Vietnam," its leaders have been insisting for years, "is not a war, it's a country." For the 3,000 or so Americans who have taken up residence here since the late 1980s, it is more than that: It's a business opportunity, an experience, a place, as one young American puts it, "to go for it."
That the war is long over and part of the history books is the ever-ready refrain of nearly everyone who wants to help build a new relationship between the United States and a country with impressive economic potential. For most Vietnamese and some Americans, particularly those too young to remember the conflict, this attitude fits without a hitch.
For Americans of another generation, there is no denying the war. Its legacy may lie below the surface, but never very deeply. One American businessman in Hanoi works hard to promote trade and investment between the US and Vietnam. He did not fight here, but during a recent interview his eyes briefly shone with tears when he recalled a good friend from high school whose name is etched "on the wall" - the Vietnam War memorial in Washington.
There is widespread praise for the new American ambassador in Hanoi, former congressman Douglas "Pete" Peterson, partly because his 6-1/2 years as a prisoner of war gives him unimpeachable credibility. If anyone can promote closer ties between the US and its former enemy, his supporters say, it is a man who suffered as he did.
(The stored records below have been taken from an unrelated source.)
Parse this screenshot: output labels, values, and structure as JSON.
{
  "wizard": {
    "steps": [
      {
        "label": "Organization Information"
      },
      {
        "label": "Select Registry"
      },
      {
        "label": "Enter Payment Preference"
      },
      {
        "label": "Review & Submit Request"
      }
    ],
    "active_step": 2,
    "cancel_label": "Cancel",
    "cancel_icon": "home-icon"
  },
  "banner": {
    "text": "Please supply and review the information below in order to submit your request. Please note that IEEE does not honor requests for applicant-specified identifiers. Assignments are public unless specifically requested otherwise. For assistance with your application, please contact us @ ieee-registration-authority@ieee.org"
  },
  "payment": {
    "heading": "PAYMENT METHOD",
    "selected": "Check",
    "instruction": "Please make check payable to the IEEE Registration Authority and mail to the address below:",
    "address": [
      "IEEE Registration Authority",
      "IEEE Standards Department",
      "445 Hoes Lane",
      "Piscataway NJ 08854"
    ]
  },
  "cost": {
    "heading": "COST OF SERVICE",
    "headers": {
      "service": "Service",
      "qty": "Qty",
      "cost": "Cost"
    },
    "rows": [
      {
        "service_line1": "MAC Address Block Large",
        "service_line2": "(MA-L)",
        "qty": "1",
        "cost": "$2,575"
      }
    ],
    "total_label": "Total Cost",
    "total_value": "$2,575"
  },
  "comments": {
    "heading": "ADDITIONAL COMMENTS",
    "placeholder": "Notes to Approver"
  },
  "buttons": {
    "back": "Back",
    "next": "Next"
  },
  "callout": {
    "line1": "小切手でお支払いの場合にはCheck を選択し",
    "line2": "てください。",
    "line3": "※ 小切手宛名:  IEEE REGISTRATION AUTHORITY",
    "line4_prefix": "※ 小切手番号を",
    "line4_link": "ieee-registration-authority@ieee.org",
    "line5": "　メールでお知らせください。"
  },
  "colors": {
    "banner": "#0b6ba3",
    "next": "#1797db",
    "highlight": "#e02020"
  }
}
Even a short drive through the Vietnamese countryside - past glassy rice paddies spiked with palm trees and fringed by low, craggy mountains - stirs visual memories in anyone who has seen an Oliver Stone movie in the past decade or so. The only thing missing is the slow staccato of a helicopter rotor.
Since the late 1980s, Vietnam has been reforming its economy and undoing years of Soviet-era isolationism. The country has received billions of dollars in foreign investment and the ruling Communist Party has begun walking a very Chinese tightrope: encouraging freedom of choice and individual initiative in the marketplace while the maintaining tight control of politics.
Lobbied by anxious American businesspeople, who saw other countries moving into this emerging market, Washington lifted a trade embargo in 1994 and the next year President Clinton established full diplomatic relations. Now many of these same businesspeople are having difficulties, frustrated by slow reforms and an economy that seems to be resting after years of rapid expansion. These investors, executives, and company employees form the biggest segment of the American community here. But it is a motley group that includes English teachers, diplomats, those employed by nonprofits, and a few devoted to healing the wounds of war.